Later never came, again lost in the wake of greater things, but the questions persisted. Something had gone very wrong, and for once it had little to do with a mad prince or the Valkyrur. Even after Maximillian's defeat atop the Marmota, a strange buzz surrounded the topic of Rhodall. Civilians reported extensive damage to the city, far more than was suffered during the local militia's retreat. Army investigators remained silent about their findings, save that an Imperial force had been encountered and destroyed.

She sighed as her feet carried her up the rain-slick sidewalk, her thoughts carrying her to equally unpleasant places. Only rumblings of civil war could fully silence the rumors, shocking anew a nation already crippled. For Irene the matter lingered like a splinter in the mind, aggravated as she collected research for her book. It had taken her months to merely dredge up the names of the participants, and longer still for proper interviews. The important details matched, but of the four, only one seemed eager to help.

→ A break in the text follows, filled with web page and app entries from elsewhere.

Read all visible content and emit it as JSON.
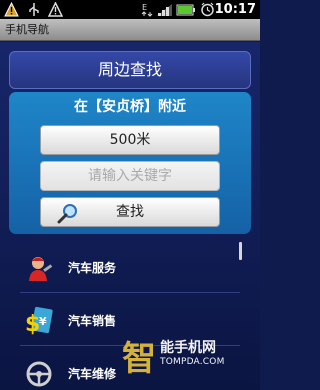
{
  "status_bar": {
    "time": "10:17",
    "icons": [
      "warning-icon",
      "usb-icon",
      "warning-icon",
      "signal-e-icon",
      "signal-bars-icon",
      "battery-icon",
      "alarm-icon"
    ]
  },
  "app": {
    "title": "手机导航"
  },
  "header": {
    "title": "周边查找"
  },
  "search": {
    "near_label": "在【安贞桥】附近",
    "distance": "500米",
    "keyword_placeholder": "请输入关键字",
    "search_label": "查找"
  },
  "list": {
    "items": [
      {
        "label": "汽车服务",
        "icon": "mechanic-icon"
      },
      {
        "label": "汽车销售",
        "icon": "money-icon"
      },
      {
        "label": "汽车维修",
        "icon": "steering-wheel-icon"
      }
    ]
  },
  "watermark": {
    "line1": "能手机网",
    "line2": "TOMPDA.COM"
  }
}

More importantly, only one had evidence and a name, both of which were currently nestled under the reporter's arm.

"If you had this all the time, why didn't you tell anybody?" she remembered asking.

"It took a long time to repair, and someone else needs it more," was the simple, honest reply; uncharacteristic of the speaker.

"Who?"

"...a friend. Someone important to me."

Before long, Irene found herself before the hospital. In contrast to the clustered apartments and storefronts, Wellington contented itself to sprawl: an older, more imposing structure at the intersection, with clearly newer wings stretching up the block in each direction. Lights over the entrance flickered uneasily, attesting to the building's age. Waiting for a truck to pass, she took another glance at the package and the name unsteadily printed on its surface.

Okay Lloyd, she thought, starting towards the hospital entrance. Let's hope you're taking visitors.